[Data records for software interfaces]
==============================

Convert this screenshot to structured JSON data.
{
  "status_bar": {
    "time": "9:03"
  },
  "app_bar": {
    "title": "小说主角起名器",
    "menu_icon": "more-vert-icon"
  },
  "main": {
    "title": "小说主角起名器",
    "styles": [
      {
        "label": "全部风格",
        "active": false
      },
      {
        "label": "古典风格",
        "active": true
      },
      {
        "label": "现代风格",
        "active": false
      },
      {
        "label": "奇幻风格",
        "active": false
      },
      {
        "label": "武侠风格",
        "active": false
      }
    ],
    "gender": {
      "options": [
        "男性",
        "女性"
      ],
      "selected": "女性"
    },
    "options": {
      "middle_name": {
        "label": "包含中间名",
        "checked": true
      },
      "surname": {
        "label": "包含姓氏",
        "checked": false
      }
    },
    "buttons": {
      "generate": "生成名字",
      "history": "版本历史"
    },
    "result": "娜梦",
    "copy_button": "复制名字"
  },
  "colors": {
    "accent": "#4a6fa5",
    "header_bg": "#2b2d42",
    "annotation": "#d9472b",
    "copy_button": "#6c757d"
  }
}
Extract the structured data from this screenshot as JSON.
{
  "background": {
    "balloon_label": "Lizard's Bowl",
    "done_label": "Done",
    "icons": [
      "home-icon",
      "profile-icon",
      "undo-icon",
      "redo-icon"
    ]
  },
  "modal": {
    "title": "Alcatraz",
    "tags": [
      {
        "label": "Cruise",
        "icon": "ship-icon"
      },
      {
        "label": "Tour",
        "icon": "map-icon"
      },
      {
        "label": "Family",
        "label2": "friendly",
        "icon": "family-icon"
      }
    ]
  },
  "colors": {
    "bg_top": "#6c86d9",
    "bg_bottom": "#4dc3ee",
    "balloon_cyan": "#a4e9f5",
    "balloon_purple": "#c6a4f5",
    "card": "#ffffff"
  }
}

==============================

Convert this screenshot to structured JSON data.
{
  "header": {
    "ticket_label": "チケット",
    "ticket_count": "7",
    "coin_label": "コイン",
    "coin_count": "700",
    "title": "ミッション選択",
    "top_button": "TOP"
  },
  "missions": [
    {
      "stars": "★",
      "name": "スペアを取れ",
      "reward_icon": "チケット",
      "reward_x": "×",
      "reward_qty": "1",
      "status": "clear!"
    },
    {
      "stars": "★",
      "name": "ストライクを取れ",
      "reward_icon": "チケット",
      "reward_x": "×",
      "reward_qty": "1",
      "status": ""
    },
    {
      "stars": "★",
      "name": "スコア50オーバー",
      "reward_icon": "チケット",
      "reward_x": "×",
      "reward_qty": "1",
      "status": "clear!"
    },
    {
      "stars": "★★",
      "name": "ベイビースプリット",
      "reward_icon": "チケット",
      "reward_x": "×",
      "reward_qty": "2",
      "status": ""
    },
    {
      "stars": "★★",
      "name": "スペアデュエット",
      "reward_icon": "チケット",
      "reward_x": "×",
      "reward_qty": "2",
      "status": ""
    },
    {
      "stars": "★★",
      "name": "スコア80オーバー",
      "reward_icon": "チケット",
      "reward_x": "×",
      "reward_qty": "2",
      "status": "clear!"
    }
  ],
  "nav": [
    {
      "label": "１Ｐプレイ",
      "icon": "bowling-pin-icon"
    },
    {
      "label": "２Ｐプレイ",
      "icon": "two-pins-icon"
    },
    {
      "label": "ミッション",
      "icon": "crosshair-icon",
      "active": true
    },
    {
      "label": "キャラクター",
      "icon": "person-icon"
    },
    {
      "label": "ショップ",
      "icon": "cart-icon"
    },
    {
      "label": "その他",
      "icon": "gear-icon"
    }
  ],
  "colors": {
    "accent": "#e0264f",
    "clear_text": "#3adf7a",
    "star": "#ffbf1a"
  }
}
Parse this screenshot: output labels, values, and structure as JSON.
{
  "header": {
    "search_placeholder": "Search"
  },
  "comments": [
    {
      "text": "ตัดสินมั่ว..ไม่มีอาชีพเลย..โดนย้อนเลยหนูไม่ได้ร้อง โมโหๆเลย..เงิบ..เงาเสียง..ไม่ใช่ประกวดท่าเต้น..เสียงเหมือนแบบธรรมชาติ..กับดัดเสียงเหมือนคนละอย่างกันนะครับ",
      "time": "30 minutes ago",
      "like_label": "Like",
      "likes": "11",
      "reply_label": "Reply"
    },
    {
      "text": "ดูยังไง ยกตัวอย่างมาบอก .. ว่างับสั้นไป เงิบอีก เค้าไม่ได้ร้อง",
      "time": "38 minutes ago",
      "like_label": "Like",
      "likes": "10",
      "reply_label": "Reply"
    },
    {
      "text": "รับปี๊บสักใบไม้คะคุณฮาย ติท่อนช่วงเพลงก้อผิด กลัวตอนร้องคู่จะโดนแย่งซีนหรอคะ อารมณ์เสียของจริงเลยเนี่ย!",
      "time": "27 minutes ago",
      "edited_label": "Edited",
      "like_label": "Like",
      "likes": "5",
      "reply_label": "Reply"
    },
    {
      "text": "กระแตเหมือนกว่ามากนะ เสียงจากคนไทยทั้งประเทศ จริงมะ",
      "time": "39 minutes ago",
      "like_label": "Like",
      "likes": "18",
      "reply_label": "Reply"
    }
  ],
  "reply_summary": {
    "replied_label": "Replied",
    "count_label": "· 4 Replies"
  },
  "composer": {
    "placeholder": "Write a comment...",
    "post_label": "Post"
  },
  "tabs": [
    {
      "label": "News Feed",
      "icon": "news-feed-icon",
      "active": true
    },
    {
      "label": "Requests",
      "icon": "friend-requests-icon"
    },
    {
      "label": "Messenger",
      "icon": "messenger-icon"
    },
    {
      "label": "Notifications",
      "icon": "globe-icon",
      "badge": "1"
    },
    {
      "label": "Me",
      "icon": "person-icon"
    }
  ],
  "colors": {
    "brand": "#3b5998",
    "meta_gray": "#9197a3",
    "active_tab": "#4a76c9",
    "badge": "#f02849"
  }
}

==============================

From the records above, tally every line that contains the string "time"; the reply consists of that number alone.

5